- _Exercise description_
What is needed is a word-for-word copy of all the entries, minus the pictures.

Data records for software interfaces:
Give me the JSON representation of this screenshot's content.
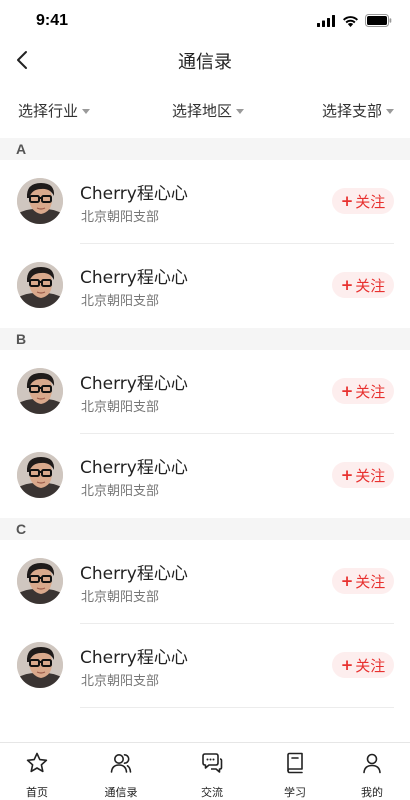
{
  "status_bar": {
    "time": "9:41"
  },
  "nav": {
    "title": "通信录"
  },
  "filters": {
    "industry": "选择行业",
    "region": "选择地区",
    "branch": "选择支部"
  },
  "sections": [
    {
      "letter": "A",
      "contacts": [
        {
          "name": "Cherry程心心",
          "branch": "北京朝阳支部",
          "follow": "关注"
        },
        {
          "name": "Cherry程心心",
          "branch": "北京朝阳支部",
          "follow": "关注"
        }
      ]
    },
    {
      "letter": "B",
      "contacts": [
        {
          "name": "Cherry程心心",
          "branch": "北京朝阳支部",
          "follow": "关注"
        },
        {
          "name": "Cherry程心心",
          "branch": "北京朝阳支部",
          "follow": "关注"
        }
      ]
    },
    {
      "letter": "C",
      "contacts": [
        {
          "name": "Cherry程心心",
          "branch": "北京朝阳支部",
          "follow": "关注"
        },
        {
          "name": "Cherry程心心",
          "branch": "北京朝阳支部",
          "follow": "关注"
        }
      ]
    }
  ],
  "tabbar": {
    "home": "首页",
    "contacts": "通信录",
    "chat": "交流",
    "learn": "学习",
    "mine": "我的"
  },
  "colors": {
    "accent": "#e8312f",
    "accent_bg": "#fdeeee",
    "section_bg": "#f5f5f5"
  }
}
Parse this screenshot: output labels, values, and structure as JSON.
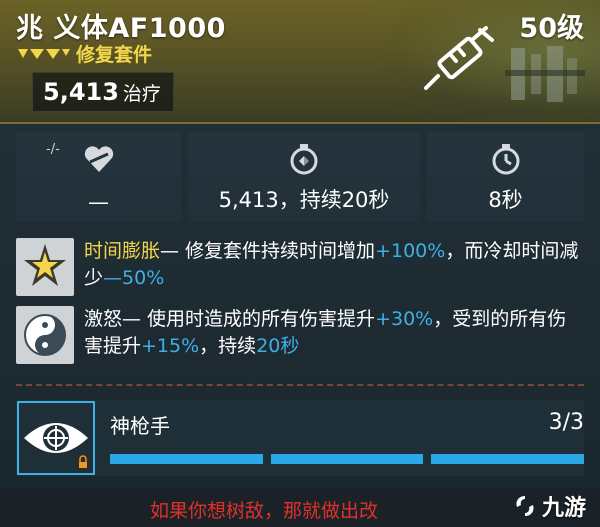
{
  "item": {
    "name": "兆 义体AF1000",
    "level": "50级",
    "type": "修复套件",
    "heal_value": "5,413",
    "heal_label": "治疗",
    "rarity_color": "#f3d64a"
  },
  "stats": {
    "stat1": {
      "icon": "heart-dash-icon",
      "small_label": "-/-",
      "value": "—"
    },
    "stat2": {
      "icon": "timer-arrows-icon",
      "value": "5,413，持续20秒"
    },
    "stat3": {
      "icon": "stopwatch-icon",
      "value": "8秒"
    }
  },
  "perks": [
    {
      "icon": "star-burst-icon",
      "name": "时间膨胀",
      "sep": "—",
      "part1": " 修复套件持续时间增加",
      "blue1": "+100%",
      "part2": "，而冷却时间减少",
      "blue2": "—50%"
    },
    {
      "icon": "yin-yang-icon",
      "name": "激怒",
      "sep": "—",
      "part1": " 使用时造成的所有伤害提升",
      "blue1": "+30%",
      "part2": "，受到的所有伤害提升",
      "blue2": "+15%",
      "part3": "，持续",
      "blue3": "20秒"
    }
  ],
  "set": {
    "icon": "eye-target-icon",
    "name": "神枪手",
    "count": "3/3"
  },
  "footer": {
    "flavor": "如果你想树敌，那就做出改",
    "brand": "九游"
  },
  "colors": {
    "accent_blue": "#2aa7e5",
    "gold": "#f3d64a",
    "flavor_red": "#e0302a"
  }
}
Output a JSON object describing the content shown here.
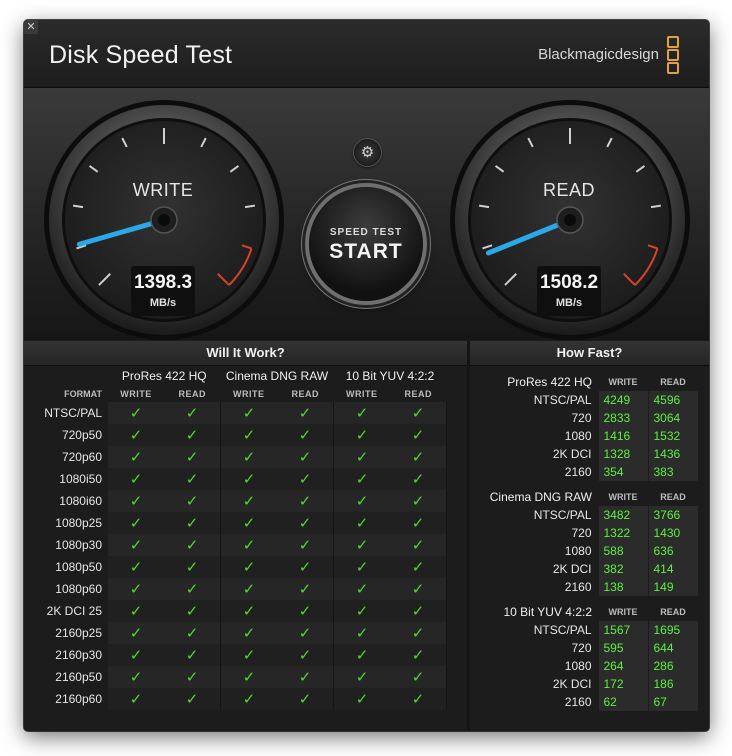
{
  "window": {
    "title": "Disk Speed Test",
    "brand": "Blackmagicdesign",
    "close_symbol": "✕"
  },
  "colors": {
    "accent_needle": "#2aa8e8",
    "check": "#4ddb2e",
    "value": "#5ef040",
    "redline": "#d8432b",
    "brand_logo": "#e3a13d"
  },
  "gauges": {
    "write": {
      "label": "WRITE",
      "value": "1398.3",
      "unit": "MB/s",
      "needle_angle": -16
    },
    "read": {
      "label": "READ",
      "value": "1508.2",
      "unit": "MB/s",
      "needle_angle": -22
    }
  },
  "controls": {
    "settings_icon": "⚙",
    "start_sub": "SPEED TEST",
    "start_main": "START"
  },
  "will_it_work": {
    "title": "Will It Work?",
    "format_header": "FORMAT",
    "groups": [
      "ProRes 422 HQ",
      "Cinema DNG RAW",
      "10 Bit YUV 4:2:2"
    ],
    "col_write": "WRITE",
    "col_read": "READ",
    "check_symbol": "✓",
    "rows": [
      "NTSC/PAL",
      "720p50",
      "720p60",
      "1080i50",
      "1080i60",
      "1080p25",
      "1080p30",
      "1080p50",
      "1080p60",
      "2K DCI 25",
      "2160p25",
      "2160p30",
      "2160p50",
      "2160p60"
    ]
  },
  "how_fast": {
    "title": "How Fast?",
    "col_write": "WRITE",
    "col_read": "READ",
    "groups": [
      {
        "name": "ProRes 422 HQ",
        "rows": [
          {
            "label": "NTSC/PAL",
            "write": "4249",
            "read": "4596"
          },
          {
            "label": "720",
            "write": "2833",
            "read": "3064"
          },
          {
            "label": "1080",
            "write": "1416",
            "read": "1532"
          },
          {
            "label": "2K DCI",
            "write": "1328",
            "read": "1436"
          },
          {
            "label": "2160",
            "write": "354",
            "read": "383"
          }
        ]
      },
      {
        "name": "Cinema DNG RAW",
        "rows": [
          {
            "label": "NTSC/PAL",
            "write": "3482",
            "read": "3766"
          },
          {
            "label": "720",
            "write": "1322",
            "read": "1430"
          },
          {
            "label": "1080",
            "write": "588",
            "read": "636"
          },
          {
            "label": "2K DCI",
            "write": "382",
            "read": "414"
          },
          {
            "label": "2160",
            "write": "138",
            "read": "149"
          }
        ]
      },
      {
        "name": "10 Bit YUV 4:2:2",
        "rows": [
          {
            "label": "NTSC/PAL",
            "write": "1567",
            "read": "1695"
          },
          {
            "label": "720",
            "write": "595",
            "read": "644"
          },
          {
            "label": "1080",
            "write": "264",
            "read": "286"
          },
          {
            "label": "2K DCI",
            "write": "172",
            "read": "186"
          },
          {
            "label": "2160",
            "write": "62",
            "read": "67"
          }
        ]
      }
    ]
  }
}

- _Result for this task_
Give me the JSON representation of this screenshot's content.
{
  "status_bar": {
    "time": "9:41"
  },
  "nav": {
    "title": "通信录"
  },
  "filters": {
    "industry": "选择行业",
    "region": "选择地区",
    "branch": "选择支部"
  },
  "sections": [
    {
      "letter": "A",
      "contacts": [
        {
          "name": "Cherry程心心",
          "branch": "北京朝阳支部",
          "follow": "关注"
        },
        {
          "name": "Cherry程心心",
          "branch": "北京朝阳支部",
          "follow": "关注"
        }
      ]
    },
    {
      "letter": "B",
      "contacts": [
        {
          "name": "Cherry程心心",
          "branch": "北京朝阳支部",
          "follow": "关注"
        },
        {
          "name": "Cherry程心心",
          "branch": "北京朝阳支部",
          "follow": "关注"
        }
      ]
    },
    {
      "letter": "C",
      "contacts": [
        {
          "name": "Cherry程心心",
          "branch": "北京朝阳支部",
          "follow": "关注"
        },
        {
          "name": "Cherry程心心",
          "branch": "北京朝阳支部",
          "follow": "关注"
        }
      ]
    }
  ],
  "tabbar": {
    "home": "首页",
    "contacts": "通信录",
    "chat": "交流",
    "learn": "学习",
    "mine": "我的"
  },
  "colors": {
    "accent": "#e8312f",
    "accent_bg": "#fdeeee",
    "section_bg": "#f5f5f5"
  }
}
Parse this screenshot: output labels, values, and structure as JSON.
{
  "item": {
    "name": "兆 义体AF1000",
    "level": "50级",
    "type": "修复套件",
    "heal_value": "5,413",
    "heal_label": "治疗",
    "rarity_color": "#f3d64a"
  },
  "stats": {
    "stat1": {
      "icon": "heart-dash-icon",
      "small_label": "-/-",
      "value": "—"
    },
    "stat2": {
      "icon": "timer-arrows-icon",
      "value": "5,413，持续20秒"
    },
    "stat3": {
      "icon": "stopwatch-icon",
      "value": "8秒"
    }
  },
  "perks": [
    {
      "icon": "star-burst-icon",
      "name": "时间膨胀",
      "sep": "—",
      "part1": " 修复套件持续时间增加",
      "blue1": "+100%",
      "part2": "，而冷却时间减少",
      "blue2": "—50%"
    },
    {
      "icon": "yin-yang-icon",
      "name": "激怒",
      "sep": "—",
      "part1": " 使用时造成的所有伤害提升",
      "blue1": "+30%",
      "part2": "，受到的所有伤害提升",
      "blue2": "+15%",
      "part3": "，持续",
      "blue3": "20秒"
    }
  ],
  "set": {
    "icon": "eye-target-icon",
    "name": "神枪手",
    "count": "3/3"
  },
  "footer": {
    "flavor": "如果你想树敌，那就做出改",
    "brand": "九游"
  },
  "colors": {
    "accent_blue": "#2aa7e5",
    "gold": "#f3d64a",
    "flavor_red": "#e0302a"
  }
}
Output a JSON object describing the content shown here.
{
  "window": {
    "title": "Disk Speed Test",
    "brand": "Blackmagicdesign",
    "close_symbol": "✕"
  },
  "colors": {
    "accent_needle": "#2aa8e8",
    "check": "#4ddb2e",
    "value": "#5ef040",
    "redline": "#d8432b",
    "brand_logo": "#e3a13d"
  },
  "gauges": {
    "write": {
      "label": "WRITE",
      "value": "1398.3",
      "unit": "MB/s",
      "needle_angle": -16
    },
    "read": {
      "label": "READ",
      "value": "1508.2",
      "unit": "MB/s",
      "needle_angle": -22
    }
  },
  "controls": {
    "settings_icon": "⚙",
    "start_sub": "SPEED TEST",
    "start_main": "START"
  },
  "will_it_work": {
    "title": "Will It Work?",
    "format_header": "FORMAT",
    "groups": [
      "ProRes 422 HQ",
      "Cinema DNG RAW",
      "10 Bit YUV 4:2:2"
    ],
    "col_write": "WRITE",
    "col_read": "READ",
    "check_symbol": "✓",
    "rows": [
      "NTSC/PAL",
      "720p50",
      "720p60",
      "1080i50",
      "1080i60",
      "1080p25",
      "1080p30",
      "1080p50",
      "1080p60",
      "2K DCI 25",
      "2160p25",
      "2160p30",
      "2160p50",
      "2160p60"
    ]
  },
  "how_fast": {
    "title": "How Fast?",
    "col_write": "WRITE",
    "col_read": "READ",
    "groups": [
      {
        "name": "ProRes 422 HQ",
        "rows": [
          {
            "label": "NTSC/PAL",
            "write": "4249",
            "read": "4596"
          },
          {
            "label": "720",
            "write": "2833",
            "read": "3064"
          },
          {
            "label": "1080",
            "write": "1416",
            "read": "1532"
          },
          {
            "label": "2K DCI",
            "write": "1328",
            "read": "1436"
          },
          {
            "label": "2160",
            "write": "354",
            "read": "383"
          }
        ]
      },
      {
        "name": "Cinema DNG RAW",
        "rows": [
          {
            "label": "NTSC/PAL",
            "write": "3482",
            "read": "3766"
          },
          {
            "label": "720",
            "write": "1322",
            "read": "1430"
          },
          {
            "label": "1080",
            "write": "588",
            "read": "636"
          },
          {
            "label": "2K DCI",
            "write": "382",
            "read": "414"
          },
          {
            "label": "2160",
            "write": "138",
            "read": "149"
          }
        ]
      },
      {
        "name": "10 Bit YUV 4:2:2",
        "rows": [
          {
            "label": "NTSC/PAL",
            "write": "1567",
            "read": "1695"
          },
          {
            "label": "720",
            "write": "595",
            "read": "644"
          },
          {
            "label": "1080",
            "write": "264",
            "read": "286"
          },
          {
            "label": "2K DCI",
            "write": "172",
            "read": "186"
          },
          {
            "label": "2160",
            "write": "62",
            "read": "67"
          }
        ]
      }
    ]
  }
}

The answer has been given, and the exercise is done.